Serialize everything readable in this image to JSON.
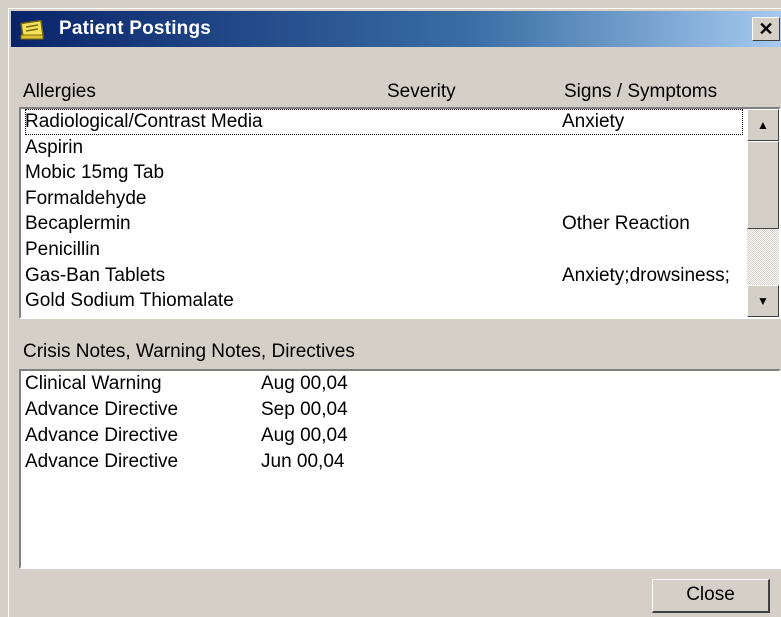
{
  "window": {
    "title": "Patient Postings",
    "close_glyph": "✕"
  },
  "allergies": {
    "columns": [
      "Allergies",
      "Severity",
      "Signs / Symptoms"
    ],
    "rows": [
      {
        "allergy": "Radiological/Contrast Media",
        "severity": "",
        "signs": "Anxiety"
      },
      {
        "allergy": "Aspirin",
        "severity": "",
        "signs": ""
      },
      {
        "allergy": "Mobic 15mg Tab",
        "severity": "",
        "signs": ""
      },
      {
        "allergy": "Formaldehyde",
        "severity": "",
        "signs": ""
      },
      {
        "allergy": "Becaplermin",
        "severity": "",
        "signs": "Other Reaction"
      },
      {
        "allergy": "Penicillin",
        "severity": "",
        "signs": ""
      },
      {
        "allergy": "Gas-Ban Tablets",
        "severity": "",
        "signs": "Anxiety;drowsiness;"
      },
      {
        "allergy": "Gold Sodium Thiomalate",
        "severity": "",
        "signs": ""
      }
    ]
  },
  "notes": {
    "label": "Crisis Notes, Warning Notes, Directives",
    "rows": [
      {
        "type": "Clinical Warning",
        "date": "Aug 00,04"
      },
      {
        "type": "Advance Directive",
        "date": "Sep 00,04"
      },
      {
        "type": "Advance Directive",
        "date": "Aug 00,04"
      },
      {
        "type": "Advance Directive",
        "date": "Jun 00,04"
      }
    ]
  },
  "buttons": {
    "close": "Close"
  },
  "colors": {
    "titlebar_start": "#0a246a",
    "titlebar_end": "#a6caf0",
    "face": "#d4d0c8"
  }
}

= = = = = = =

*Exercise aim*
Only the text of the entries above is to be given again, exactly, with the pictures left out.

*Problem solution*
Serialize everything readable in this image to JSON.
{
  "window": {
    "title": "Patient Postings",
    "close_glyph": "✕"
  },
  "allergies": {
    "columns": [
      "Allergies",
      "Severity",
      "Signs / Symptoms"
    ],
    "rows": [
      {
        "allergy": "Radiological/Contrast Media",
        "severity": "",
        "signs": "Anxiety"
      },
      {
        "allergy": "Aspirin",
        "severity": "",
        "signs": ""
      },
      {
        "allergy": "Mobic 15mg Tab",
        "severity": "",
        "signs": ""
      },
      {
        "allergy": "Formaldehyde",
        "severity": "",
        "signs": ""
      },
      {
        "allergy": "Becaplermin",
        "severity": "",
        "signs": "Other Reaction"
      },
      {
        "allergy": "Penicillin",
        "severity": "",
        "signs": ""
      },
      {
        "allergy": "Gas-Ban Tablets",
        "severity": "",
        "signs": "Anxiety;drowsiness;"
      },
      {
        "allergy": "Gold Sodium Thiomalate",
        "severity": "",
        "signs": ""
      }
    ]
  },
  "notes": {
    "label": "Crisis Notes, Warning Notes, Directives",
    "rows": [
      {
        "type": "Clinical Warning",
        "date": "Aug 00,04"
      },
      {
        "type": "Advance Directive",
        "date": "Sep 00,04"
      },
      {
        "type": "Advance Directive",
        "date": "Aug 00,04"
      },
      {
        "type": "Advance Directive",
        "date": "Jun 00,04"
      }
    ]
  },
  "buttons": {
    "close": "Close"
  },
  "colors": {
    "titlebar_start": "#0a246a",
    "titlebar_end": "#a6caf0",
    "face": "#d4d0c8"
  }
}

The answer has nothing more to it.